such as naming, reading, writing and sentence structure, and comprise most of the therapies
on the market. Communication-based therapies are more informal, aiming to stimulate
conversation by any means. The most utilised therapies for aphasia include
constraint-induced therapy, which involves constraining the participant to using only words
and not gestures in their communication, thus hoping to free the individual of non-speech
compensatory strategies; melodic intonation therapy, based on the observation that people
with aphasia have a better success rate if singing words rather than just saying words, uses
melody as a crucial component for relearning speech; and various phonological cueing or
naming therapies, which use repetition, semantic and phonological cueing based on specific
anomia (naming) deficits. Aphasia therapies are so prevalent because, unlike drug therapies,
they carry very little risk. This does not mean, however, that each aphasia therapy on the
market is effective for all types of aphasia deficits. The scientific community lacks
understanding of these therapies in several facets: understanding which treatments produce
language gains in specific populations (i.e., chronic vs. acute individuals, fluent vs.
non-fluent aphasia types); how language gains map onto changes in neurological function; and
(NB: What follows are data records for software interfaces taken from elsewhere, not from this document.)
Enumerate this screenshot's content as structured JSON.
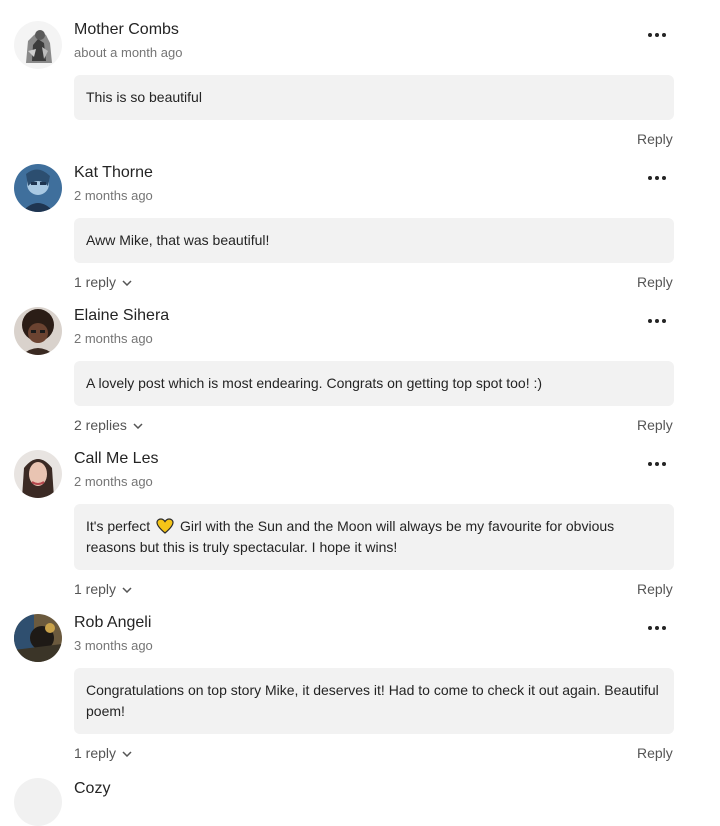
{
  "comments": [
    {
      "name": "Mother Combs",
      "time": "about a month ago",
      "text": "This is so beautiful",
      "reply_label": "Reply",
      "avatar": "avatar-mother-combs"
    },
    {
      "name": "Kat Thorne",
      "time": "2 months ago",
      "text": "Aww Mike, that was beautiful!",
      "replies_label": "1 reply",
      "reply_label": "Reply",
      "avatar": "avatar-kat-thorne"
    },
    {
      "name": "Elaine Sihera",
      "time": "2 months ago",
      "text": "A lovely post which is most endearing. Congrats on getting top spot too! :)",
      "replies_label": "2 replies",
      "reply_label": "Reply",
      "avatar": "avatar-elaine-sihera"
    },
    {
      "name": "Call Me Les",
      "time": "2 months ago",
      "text_before_icon": "It's perfect",
      "icon": "yellow-heart-icon",
      "text_after_icon": "Girl with the Sun and the Moon will always be my favourite for obvious reasons but this is truly spectacular. I hope it wins!",
      "replies_label": "1 reply",
      "reply_label": "Reply",
      "avatar": "avatar-call-me-les"
    },
    {
      "name": "Rob Angeli",
      "time": "3 months ago",
      "text": "Congratulations on top story Mike, it deserves it! Had to come to check it out again. Beautiful poem!",
      "replies_label": "1 reply",
      "reply_label": "Reply",
      "avatar": "avatar-rob-angeli"
    },
    {
      "name": "Cozy",
      "avatar": "avatar-cozy"
    }
  ],
  "colors": {
    "bubble_bg": "#f2f2f2",
    "text": "#242424",
    "muted": "#757575",
    "heart": "#f5c518"
  },
  "icons": [
    "more-options-icon",
    "chevron-down-icon",
    "yellow-heart-icon"
  ]
}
the trajectory of language gains over time, neuropsychologically and neurologically.
Utilising an at-home computerised aphasia rehabilitation program, this study will explore
whether inner speech can assist patients in restoring access to spoken language, therefore
resulting in improvement of language production (as assessed by neuropsychological
examinations) and instigating changes in functional networks (as assessed by functional
magnetic resonance imaging).
The computerised therapy was chosen because of its detailed clinical output system, its
ability to be personalised to each individual, and its ability to adapt difficulty levels to
the needs of the user. A successful at-home therapy program may provide a means to combat
the lacking resources for continued rehabilitation outside of acute, hospital settings. As a
secondary outcome, this study will investigate the success, feasibility and adherence to
this software by collecting qualitative patient feedback and by analysing the software's
quantitative outputs, such as exercise completion and number of times attempted, total time
used and overall performance on the exercises.
Crossover, Chronic stroke, Stroke, Rehabilitation, Language Therapy, Aphasia, Aphasia Therapy, Computerised Therapy, Computerised Rehabilitation, Tablet, Apps, Aphasia Rehabilitation, Rehabilitation on Portable Tablets
Cambridge University Hospitals NHS Foundation Trust
Cambridge University Hospitals NHS Foundation Trust, Gates Cambridge Trust
Geva S, Jones PS, Crinion JT, Price CJ, Baron JC, Warburton EA. The neural correlates of inner speech defined by voxel-based lesion-symptom mapping. Brain. 2011 Oct;134(Pt 10):3071-82. doi: 10.1093/brain/awr232.
Sharon Geva , Sophie Bennett , Elizabeth A. Warburton & Karalyn Patterson (2011): Discrepancy between inner and overt speech: Implications for post-stroke aphasia and normal language processing, Aphasiology, 25:3, 323-343
Thompson CK, den Ouden DB. Neuroimaging and recovery of language in aphasia. Curr Neurol Neurosci Rep. 2008 Nov;8(6):475-83.
Kiran S, Ansaldo A, Bastiaanse R, Cherney LR, Howard D, Faroqi-Shah Y, Meinzer M, Thompson CK. Neuroimaging in aphasia treatment research: standards for establishing the effects of treatment. Neuroimage. 2013 Aug 1;76:428-35. doi: 10.1016/j.neuroimage.2012.10.011. Review.